Impact on the work environment
Clarity is key. Having a shared understanding across teams of the goals, turnaround times, and accountability is important. You also have to be aware of the social and cultural differences across regional and localized units.
Setting expectations with team members is crucial, and when moving to this model, the expectations you have for employees are likely to change. This is particularly true if you are welcoming people from different locations into your workforce. Everyone must fully understand their roles and responsibilities.
Making sure tasks are handled in order and by priority is essential. This can't happen without constant communication between the different teams following this model. You need to have open channels for people to connect.
Since face-to-face communication will be absent, you might want to consider regular video conferencing meetings for your workforce. This will help you resolve any potential issues and help your team feel more comfortable as a unit.

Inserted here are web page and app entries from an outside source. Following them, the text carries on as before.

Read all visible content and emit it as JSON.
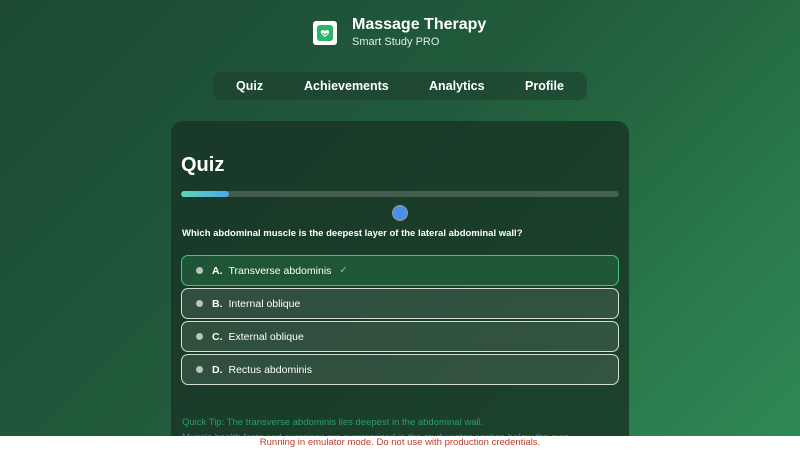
{
  "header": {
    "app_title": "Massage Therapy",
    "app_subtitle": "Smart Study PRO",
    "icon": "app-logo-icon"
  },
  "nav": {
    "items": [
      {
        "label": "Quiz"
      },
      {
        "label": "Achievements"
      },
      {
        "label": "Analytics"
      },
      {
        "label": "Profile"
      }
    ]
  },
  "quiz": {
    "heading": "Quiz",
    "progress_fraction": 0.11,
    "question": "Which abdominal muscle is the deepest layer of the lateral abdominal wall?",
    "options": [
      {
        "letter": "A.",
        "text": "Transverse abdominis",
        "mark": "✓",
        "state": "correct"
      },
      {
        "letter": "B.",
        "text": "Internal oblique"
      },
      {
        "letter": "C.",
        "text": "External oblique"
      },
      {
        "letter": "D.",
        "text": "Rectus abdominis"
      }
    ],
    "tip": "Quick Tip: The transverse abdominis lies deepest in the abdominal wall.",
    "tip_extra": "Muscle health facts and exercises are summarized in the study notes section below the quiz."
  },
  "banner": {
    "text": "Running in emulator mode. Do not use with production credentials."
  },
  "colors": {
    "accent_green": "#46c774",
    "progress_dot": "#4a8fe8",
    "banner_text": "#c0392b"
  }
}
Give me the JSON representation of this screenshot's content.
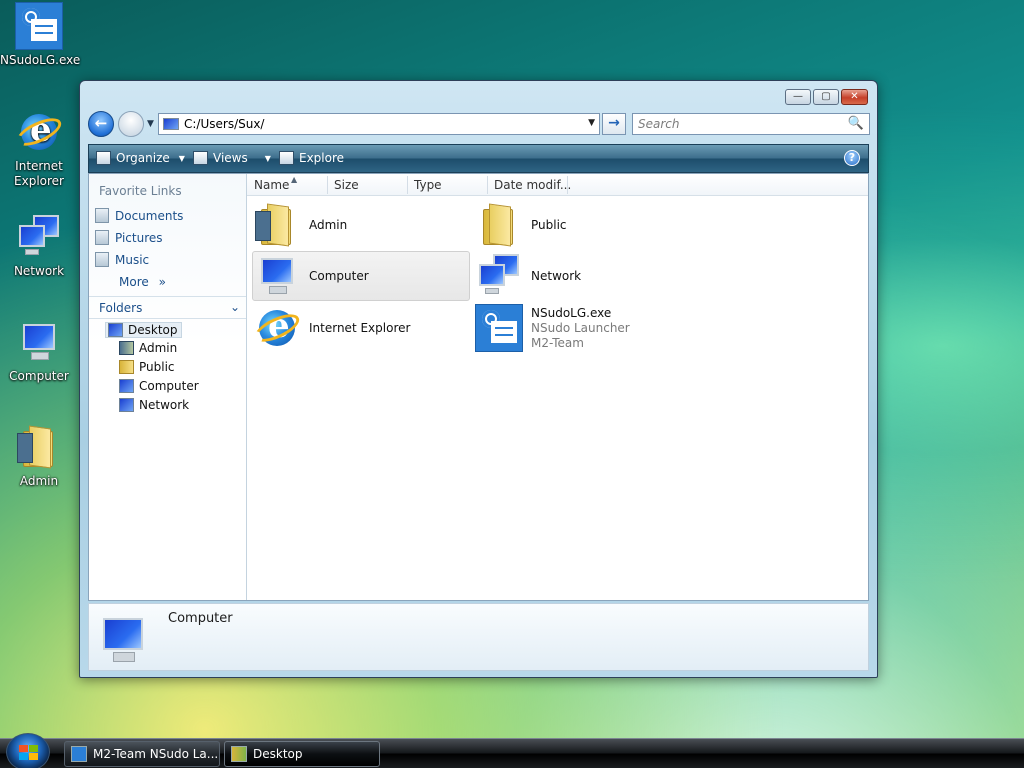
{
  "desktop": {
    "icons": [
      {
        "label": "NSudoLG.exe",
        "icon": "nsudo-app-icon"
      },
      {
        "label": "Internet Explorer",
        "icon": "internet-explorer-icon"
      },
      {
        "label": "Network",
        "icon": "network-icon"
      },
      {
        "label": "Computer",
        "icon": "computer-icon"
      },
      {
        "label": "Admin",
        "icon": "user-folder-icon"
      }
    ]
  },
  "window": {
    "controls": {
      "minimize": "—",
      "maximize": "▢",
      "close": "✕"
    },
    "address": {
      "path": "C:/Users/Sux/",
      "dropdown": "▼",
      "go": "→"
    },
    "search": {
      "placeholder": "Search",
      "icon": "🔍"
    },
    "nav": {
      "back": "←",
      "dropdown": "▼"
    },
    "toolbar": {
      "organize": "Organize",
      "views": "Views",
      "explore": "Explore",
      "help": "?"
    },
    "nav_pane": {
      "favorites_title": "Favorite Links",
      "favorites": [
        "Documents",
        "Pictures",
        "Music"
      ],
      "more": "More",
      "more_chevron": "»",
      "folders_label": "Folders",
      "folders_chevron": "⌄",
      "tree": [
        {
          "label": "Desktop",
          "icon": "desktop-icon"
        },
        {
          "label": "Admin",
          "icon": "user-folder-icon"
        },
        {
          "label": "Public",
          "icon": "folder-icon"
        },
        {
          "label": "Computer",
          "icon": "computer-icon"
        },
        {
          "label": "Network",
          "icon": "network-icon"
        }
      ]
    },
    "columns": [
      "Name",
      "Size",
      "Type",
      "Date modif..."
    ],
    "items": [
      {
        "name": "Admin",
        "icon": "user-folder-icon"
      },
      {
        "name": "Public",
        "icon": "folder-icon"
      },
      {
        "name": "Computer",
        "icon": "computer-icon",
        "selected": true
      },
      {
        "name": "Network",
        "icon": "network-icon"
      },
      {
        "name": "Internet Explorer",
        "icon": "internet-explorer-icon"
      },
      {
        "name": "NSudoLG.exe",
        "line2": "NSudo Launcher",
        "line3": "M2-Team",
        "icon": "nsudo-app-icon"
      }
    ],
    "details": {
      "name": "Computer"
    }
  },
  "taskbar": {
    "buttons": [
      {
        "label": "M2-Team NSudo La...",
        "icon": "nsudo-app-icon"
      },
      {
        "label": "Desktop",
        "icon": "desktop-folder-icon",
        "active": true
      }
    ]
  }
}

To do this, you must pay special attention to any existing overlaps. While several team members may not have overlapping "office hours," some may do. That means there could still be plenty of opportunities for people to work together without disrupting the model. You can read more about this topic in How to Manage a Software Development Team Across Multiple Time Zones.
What advantages does follow-the-sun have?
Once you implement this model in your organization, here are some benefits you can expect to see.
More reasonable work hours
It can be challenging to fill overnight shifts. Working regular daylight hours keeps employees healthy, happy, and motivated to work. It's easier for your employees, which means you'll have less turnover. You can also take advantage of offshore outsourcing to help you with this.
Faster problem solving
When you only have a team working during your regular business hours, problems remain if a resolution isn't found by the end of the day. Using the follow-the-sun model ensures that the problem remains a priority and gets attention until there's a fix for the issue.
In addition, when you pass the work onto a new group, the problem will be looked at from a fresh set of eyes, therefore giving a new perspective. This often leads to better solutions.
Consistent service and workload
Handing work off from site to site makes it easier for your company to offer consistent service levels at all times and balance the workload. This model that workers across every location get equal treatment.
Potential for new markets
With the follow the sun model established in your company, you'll be better prepared to help customers around the world. This is an advantage that may allow you to expand for new opportunities.
Implementing a 24-hour software development cycle with offshore outsourcing
Here at Unosquare, we are set on finding the best talent in the world. Beyond that, we can put together a delivery management practice that is your eyes and ears within our organization. Unosquare provides agile software development services and complementing talent for your teams. Want to learn more about how Unosquare can help with your project? Check out our blog to find out more.